The Austin American-Statesman had an interesting article on Friday about a man accused of attempting to bomb an abortion clinic. The claim has been made that the accused, Paul Ross Evans, would not have done so but for a brain cyst and a traumatic brain injury (though it's not clear when the injury occured):
The day after someone left a homemade bomb at a South Interstate 35 women's clinic that performs abortions, Karen Slafter wore a "Pro Choice" button to her job at a South Austin tattoo parlor.
Slafter said she discussed the button that day last month with her co-worker, who didn't seem bothered by her personal statement or particularly opinionated about abortion.
That co-worker, Slafter said, is Paul Ross Evans, the 27-year-old who was arrested the next day on charges he put a homemade pipe bomb outside the Austin Women's Health Center near Oltorf Street.
"I am a woman, and I know he's not anti-abortion," Slafter said.
Evans, she said, has a brain disorder that impairs his reasoning and social functioning. Why he may have put a bomb at a women's clinic "is a huge puzzle" she said, but if it's true, Slafter believes Evans' mental health had something to do with it.
Slafter's statements, coupled with a 2006 news report in which Evans is quoted as saying he had a history of unexplainable evil thoughts, suggest a possible explanation for why the bomb was left and may foreshadow a defense in the case.

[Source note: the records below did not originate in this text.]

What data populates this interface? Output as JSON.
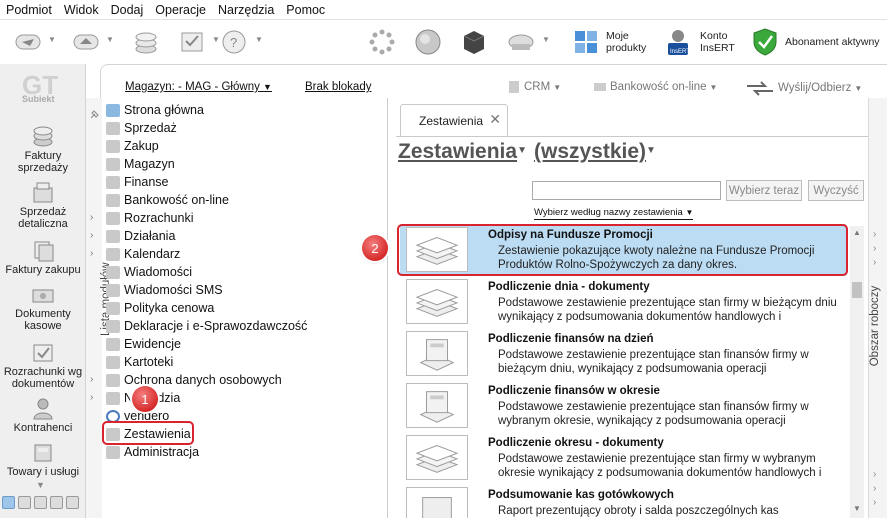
{
  "menu": [
    "Podmiot",
    "Widok",
    "Dodaj",
    "Operacje",
    "Narzędzia",
    "Pomoc"
  ],
  "toolbar": {
    "my_products": "Moje\nprodukty",
    "account": "Konto\nInsERT",
    "subscription": "Abonament aktywny"
  },
  "leftbar": {
    "logo": "Subiekt",
    "items": [
      "Faktury sprzedaży",
      "Sprzedaż detaliczna",
      "Faktury zakupu",
      "Dokumenty kasowe",
      "Rozrachunki wg dokumentów",
      "Kontrahenci",
      "Towary i usługi"
    ]
  },
  "header": {
    "magazyn": "Magazyn: - MAG - Główny",
    "lock": "Brak blokady",
    "crm": "CRM",
    "bank": "Bankowość on-line",
    "send": "Wyślij/Odbierz"
  },
  "modules": {
    "panel_label": "Lista modułów",
    "items": [
      "Strona główna",
      "Sprzedaż",
      "Zakup",
      "Magazyn",
      "Finanse",
      "Bankowość on-line",
      "Rozrachunki",
      "Działania",
      "Kalendarz",
      "Wiadomości",
      "Wiadomości SMS",
      "Polityka cenowa",
      "Deklaracje i e-Sprawozdawczość",
      "Ewidencje",
      "Kartoteki",
      "Ochrona danych osobowych",
      "Narzędzia",
      "vendero",
      "Zestawienia",
      "Administracja"
    ]
  },
  "content": {
    "tab": "Zestawienia",
    "title": "Zestawienia",
    "filter": "(wszystkie)",
    "choose_btn": "Wybierz teraz",
    "clear_btn": "Wyczyść",
    "sort_by": "Wybierz według nazwy zestawienia",
    "right_panel": "Obszar roboczy"
  },
  "reports": [
    {
      "title": "Odpisy na Fundusze Promocji",
      "desc": "Zestawienie pokazujące kwoty należne na Fundusze Promocji Produktów Rolno-Spożywczych za dany okres."
    },
    {
      "title": "Podliczenie dnia - dokumenty",
      "desc": "Podstawowe zestawienie prezentujące stan firmy w bieżącym dniu wynikający z podsumowania dokumentów handlowych i"
    },
    {
      "title": "Podliczenie finansów na dzień",
      "desc": "Podstawowe zestawienie prezentujące stan finansów firmy w bieżącym dniu, wynikający z podsumowania operacji"
    },
    {
      "title": "Podliczenie finansów w okresie",
      "desc": "Podstawowe zestawienie prezentujące stan finansów firmy w wybranym okresie, wynikający z podsumowania operacji"
    },
    {
      "title": "Podliczenie okresu - dokumenty",
      "desc": "Podstawowe zestawienie prezentujące stan firmy w wybranym okresie wynikający z podsumowania dokumentów handlowych i"
    },
    {
      "title": "Podsumowanie kas gotówkowych",
      "desc": "Raport prezentujący obroty i salda poszczególnych kas"
    }
  ],
  "badges": [
    "1",
    "2"
  ]
}
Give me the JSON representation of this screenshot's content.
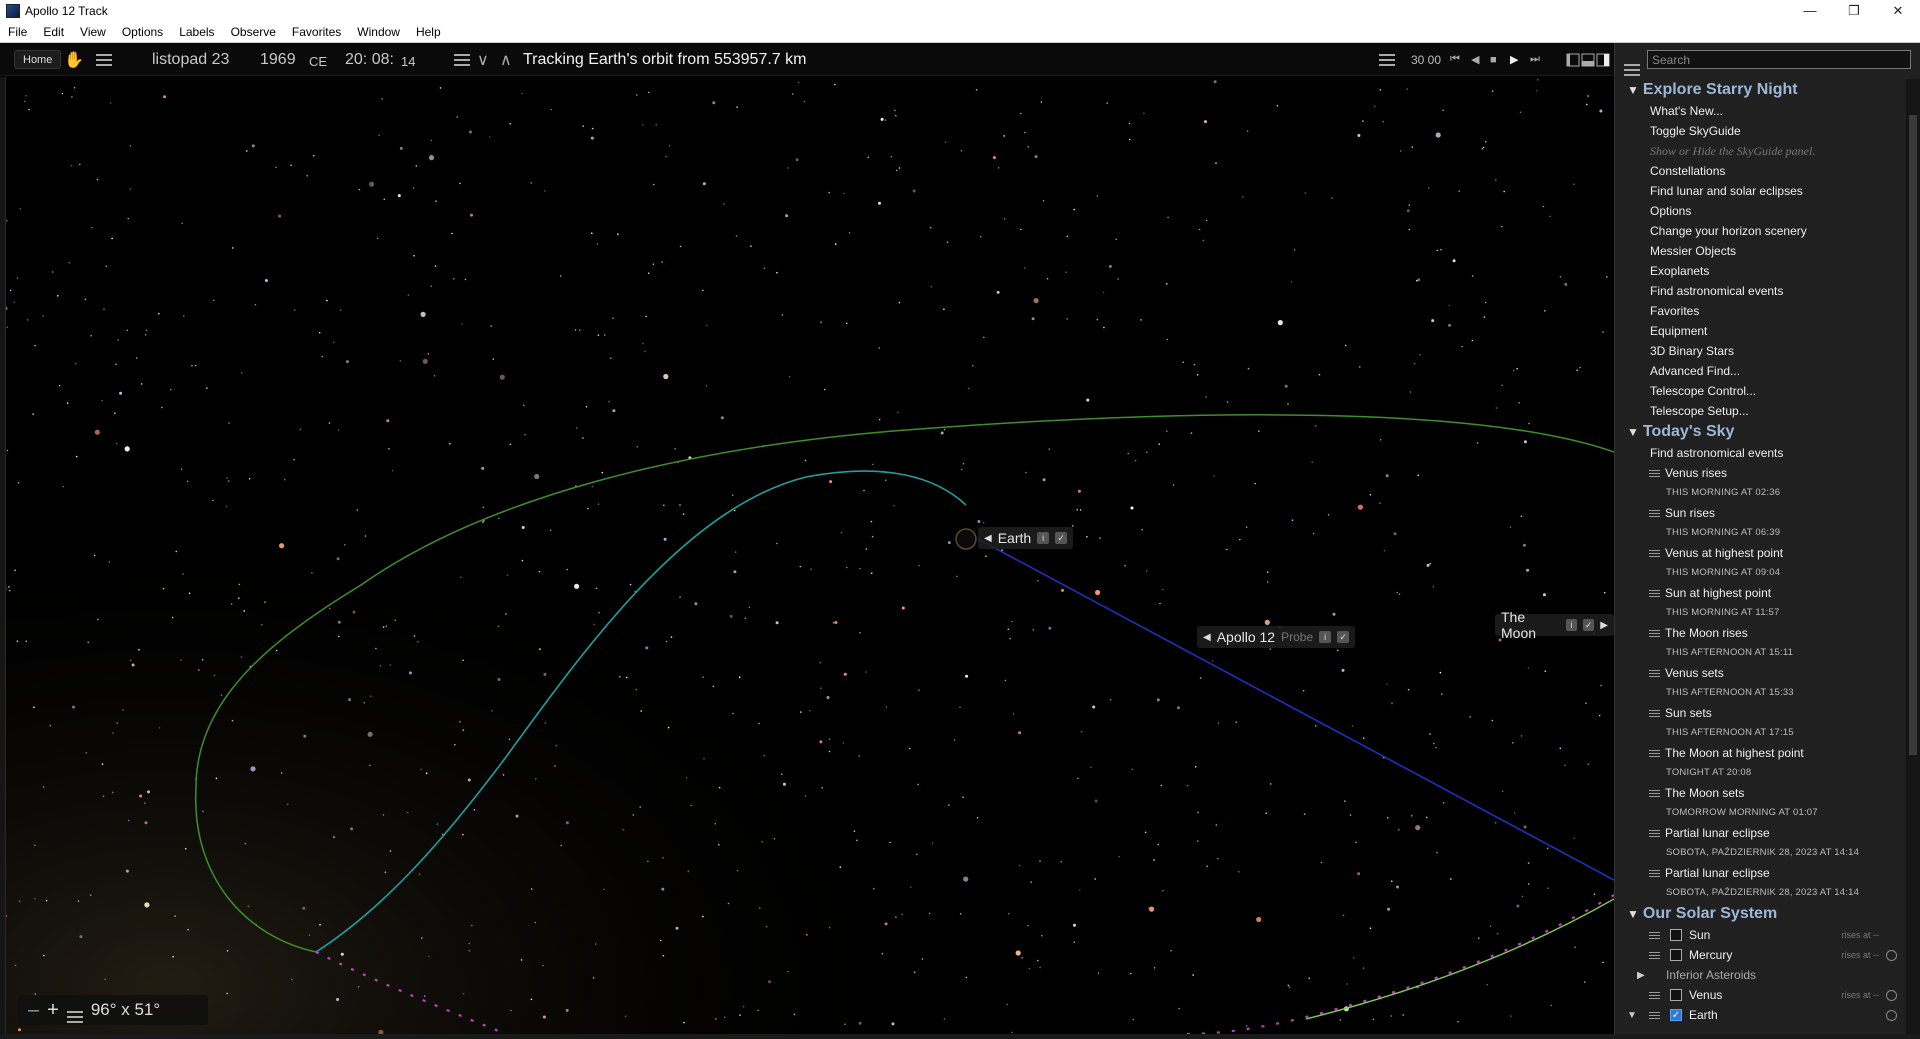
{
  "window": {
    "title": "Apollo 12 Track"
  },
  "menu": [
    "File",
    "Edit",
    "View",
    "Options",
    "Labels",
    "Observe",
    "Favorites",
    "Window",
    "Help"
  ],
  "toolbar": {
    "home_label": "Home",
    "date_month_day": "listopad 23",
    "date_year": "1969",
    "date_era": "CE",
    "time_hm": "20: 08:",
    "time_s": "14",
    "tracking_text": "Tracking Earth's orbit from 553957.7 km",
    "time_step": "30 00"
  },
  "sky": {
    "labels": {
      "earth": "Earth",
      "apollo": "Apollo 12",
      "apollo_type": "Probe",
      "moon": "The Moon"
    },
    "fov": "96° x 51°",
    "colors": {
      "outer_orbit": "#3f8f2a",
      "inner_orbit": "#1fa0a0",
      "track": "#2030b0",
      "moon_path": "#c040c0"
    }
  },
  "sidebar": {
    "search_placeholder": "Search",
    "explore": {
      "title": "Explore Starry Night",
      "items": [
        "What's New...",
        "Toggle SkyGuide"
      ],
      "hint": "Show or Hide the SkyGuide panel.",
      "items2": [
        "Constellations",
        "Find lunar and solar eclipses",
        "Options",
        "Change your horizon scenery",
        "Messier Objects",
        "Exoplanets",
        "Find astronomical events",
        "Favorites",
        "Equipment",
        "3D Binary Stars",
        "Advanced Find...",
        "Telescope Control...",
        "Telescope Setup..."
      ]
    },
    "today": {
      "title": "Today's Sky",
      "find_label": "Find astronomical events",
      "events": [
        {
          "name": "Venus rises",
          "when": "THIS MORNING AT 02:36"
        },
        {
          "name": "Sun rises",
          "when": "THIS MORNING AT 06:39"
        },
        {
          "name": "Venus at highest point",
          "when": "THIS MORNING AT 09:04"
        },
        {
          "name": "Sun at highest point",
          "when": "THIS MORNING AT 11:57"
        },
        {
          "name": "The Moon rises",
          "when": "THIS AFTERNOON AT 15:11"
        },
        {
          "name": "Venus sets",
          "when": "THIS AFTERNOON AT 15:33"
        },
        {
          "name": "Sun sets",
          "when": "THIS AFTERNOON AT 17:15"
        },
        {
          "name": "The Moon at highest point",
          "when": "TONIGHT AT 20:08"
        },
        {
          "name": "The Moon sets",
          "when": "TOMORROW MORNING AT 01:07"
        },
        {
          "name": "Partial lunar eclipse",
          "when": "SOBOTA, PAŹDZIERNIK 28, 2023 AT 14:14"
        },
        {
          "name": "Partial lunar eclipse",
          "when": "SOBOTA, PAŹDZIERNIK 28, 2023 AT 14:14"
        }
      ]
    },
    "solar": {
      "title": "Our Solar System",
      "rises_text": "rises at --",
      "objects": [
        "Sun",
        "Mercury",
        "Inferior Asteroids",
        "Venus",
        "Earth"
      ]
    }
  }
}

I'm quoted in the article for the not-very-earthshattering statement that defense attorneys sometimes seek lenient treatment during plea bargaining by arguing that a defendant was mentally ill at the time a crime was committed. As you may know, Stephen Morse famously argues that while some defects in rationality should be exculpatory, those who merely have difficulty controlling their impulses do not thereby raise legitimate defenses. Here's a link to a recent piece by Stephen Morse that has been posted to SSRN.